## Work request
Leaving out every picture, output the records below exactly as they are.

══ Input data

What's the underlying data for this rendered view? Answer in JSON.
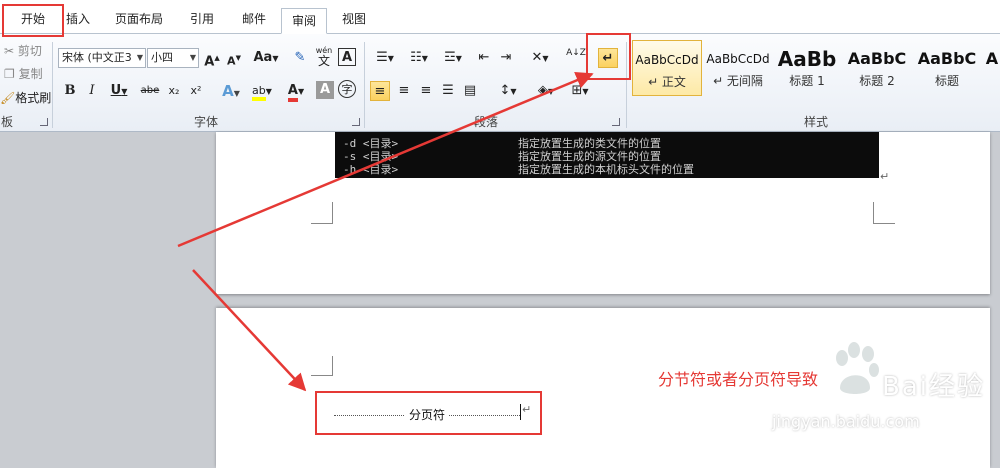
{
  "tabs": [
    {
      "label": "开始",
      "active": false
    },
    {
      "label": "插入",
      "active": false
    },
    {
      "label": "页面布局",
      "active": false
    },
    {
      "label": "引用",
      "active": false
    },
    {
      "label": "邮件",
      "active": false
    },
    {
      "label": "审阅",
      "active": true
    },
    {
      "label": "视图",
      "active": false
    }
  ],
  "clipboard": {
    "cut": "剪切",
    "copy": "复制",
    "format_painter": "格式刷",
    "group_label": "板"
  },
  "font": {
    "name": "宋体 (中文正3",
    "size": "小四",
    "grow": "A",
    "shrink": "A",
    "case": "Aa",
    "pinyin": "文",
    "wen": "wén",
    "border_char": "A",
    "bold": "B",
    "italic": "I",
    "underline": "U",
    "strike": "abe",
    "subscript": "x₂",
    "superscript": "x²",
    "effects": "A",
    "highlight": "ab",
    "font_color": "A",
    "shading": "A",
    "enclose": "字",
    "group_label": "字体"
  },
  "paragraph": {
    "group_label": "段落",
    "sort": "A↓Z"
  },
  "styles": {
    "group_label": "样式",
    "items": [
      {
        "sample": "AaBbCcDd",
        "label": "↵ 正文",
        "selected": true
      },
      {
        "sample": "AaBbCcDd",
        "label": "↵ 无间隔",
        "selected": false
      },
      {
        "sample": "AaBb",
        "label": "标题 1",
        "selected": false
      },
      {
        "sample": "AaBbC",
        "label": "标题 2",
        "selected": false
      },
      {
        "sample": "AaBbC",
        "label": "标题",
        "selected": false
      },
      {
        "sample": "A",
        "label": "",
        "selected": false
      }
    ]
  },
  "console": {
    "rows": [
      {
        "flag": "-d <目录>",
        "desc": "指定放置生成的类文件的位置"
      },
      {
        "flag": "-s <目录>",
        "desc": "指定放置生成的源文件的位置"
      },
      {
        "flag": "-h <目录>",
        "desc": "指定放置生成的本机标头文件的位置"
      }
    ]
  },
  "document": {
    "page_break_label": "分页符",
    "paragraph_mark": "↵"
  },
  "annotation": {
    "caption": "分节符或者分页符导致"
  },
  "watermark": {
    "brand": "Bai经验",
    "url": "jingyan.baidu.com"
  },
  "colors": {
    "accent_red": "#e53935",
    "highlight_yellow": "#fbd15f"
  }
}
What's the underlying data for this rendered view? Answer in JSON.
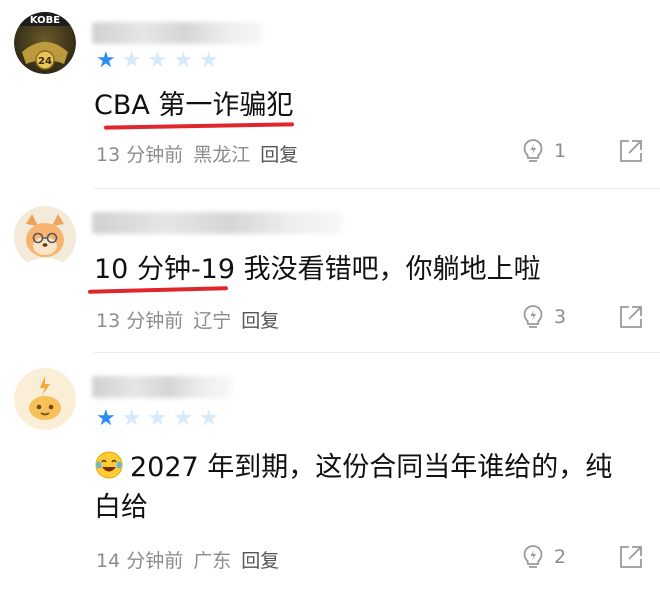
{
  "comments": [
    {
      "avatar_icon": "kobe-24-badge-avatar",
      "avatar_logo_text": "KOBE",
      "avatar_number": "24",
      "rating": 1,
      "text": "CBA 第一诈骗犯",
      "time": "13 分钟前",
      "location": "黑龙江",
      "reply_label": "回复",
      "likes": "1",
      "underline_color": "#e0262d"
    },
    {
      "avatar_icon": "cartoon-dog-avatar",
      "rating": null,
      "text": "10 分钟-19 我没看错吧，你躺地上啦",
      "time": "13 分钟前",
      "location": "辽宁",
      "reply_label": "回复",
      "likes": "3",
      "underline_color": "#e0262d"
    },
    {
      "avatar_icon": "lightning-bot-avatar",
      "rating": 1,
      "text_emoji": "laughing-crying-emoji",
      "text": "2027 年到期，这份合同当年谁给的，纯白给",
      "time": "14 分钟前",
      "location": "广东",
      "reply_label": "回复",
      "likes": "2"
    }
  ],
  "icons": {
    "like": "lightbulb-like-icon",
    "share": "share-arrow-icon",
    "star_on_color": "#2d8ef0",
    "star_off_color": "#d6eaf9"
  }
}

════

## Problem solution
What's the underlying data for this rendered view? Answer in JSON.
{
  "tabs": [
    {
      "label": "开始",
      "active": false
    },
    {
      "label": "插入",
      "active": false
    },
    {
      "label": "页面布局",
      "active": false
    },
    {
      "label": "引用",
      "active": false
    },
    {
      "label": "邮件",
      "active": false
    },
    {
      "label": "审阅",
      "active": true
    },
    {
      "label": "视图",
      "active": false
    }
  ],
  "clipboard": {
    "cut": "剪切",
    "copy": "复制",
    "format_painter": "格式刷",
    "group_label": "板"
  },
  "font": {
    "name": "宋体 (中文正3",
    "size": "小四",
    "grow": "A",
    "shrink": "A",
    "case": "Aa",
    "pinyin": "文",
    "wen": "wén",
    "border_char": "A",
    "bold": "B",
    "italic": "I",
    "underline": "U",
    "strike": "abe",
    "subscript": "x₂",
    "superscript": "x²",
    "effects": "A",
    "highlight": "ab",
    "font_color": "A",
    "shading": "A",
    "enclose": "字",
    "group_label": "字体"
  },
  "paragraph": {
    "group_label": "段落",
    "sort": "A↓Z"
  },
  "styles": {
    "group_label": "样式",
    "items": [
      {
        "sample": "AaBbCcDd",
        "label": "↵ 正文",
        "selected": true
      },
      {
        "sample": "AaBbCcDd",
        "label": "↵ 无间隔",
        "selected": false
      },
      {
        "sample": "AaBb",
        "label": "标题 1",
        "selected": false
      },
      {
        "sample": "AaBbC",
        "label": "标题 2",
        "selected": false
      },
      {
        "sample": "AaBbC",
        "label": "标题",
        "selected": false
      },
      {
        "sample": "A",
        "label": "",
        "selected": false
      }
    ]
  },
  "console": {
    "rows": [
      {
        "flag": "-d <目录>",
        "desc": "指定放置生成的类文件的位置"
      },
      {
        "flag": "-s <目录>",
        "desc": "指定放置生成的源文件的位置"
      },
      {
        "flag": "-h <目录>",
        "desc": "指定放置生成的本机标头文件的位置"
      }
    ]
  },
  "document": {
    "page_break_label": "分页符",
    "paragraph_mark": "↵"
  },
  "annotation": {
    "caption": "分节符或者分页符导致"
  },
  "watermark": {
    "brand": "Bai经验",
    "url": "jingyan.baidu.com"
  },
  "colors": {
    "accent_red": "#e53935",
    "highlight_yellow": "#fbd15f"
  }
}
What's the underlying data for this rendered view? Answer in JSON.
{
  "comments": [
    {
      "avatar_icon": "kobe-24-badge-avatar",
      "avatar_logo_text": "KOBE",
      "avatar_number": "24",
      "rating": 1,
      "text": "CBA 第一诈骗犯",
      "time": "13 分钟前",
      "location": "黑龙江",
      "reply_label": "回复",
      "likes": "1",
      "underline_color": "#e0262d"
    },
    {
      "avatar_icon": "cartoon-dog-avatar",
      "rating": null,
      "text": "10 分钟-19 我没看错吧，你躺地上啦",
      "time": "13 分钟前",
      "location": "辽宁",
      "reply_label": "回复",
      "likes": "3",
      "underline_color": "#e0262d"
    },
    {
      "avatar_icon": "lightning-bot-avatar",
      "rating": 1,
      "text_emoji": "laughing-crying-emoji",
      "text": "2027 年到期，这份合同当年谁给的，纯白给",
      "time": "14 分钟前",
      "location": "广东",
      "reply_label": "回复",
      "likes": "2"
    }
  ],
  "icons": {
    "like": "lightbulb-like-icon",
    "share": "share-arrow-icon",
    "star_on_color": "#2d8ef0",
    "star_off_color": "#d6eaf9"
  }
}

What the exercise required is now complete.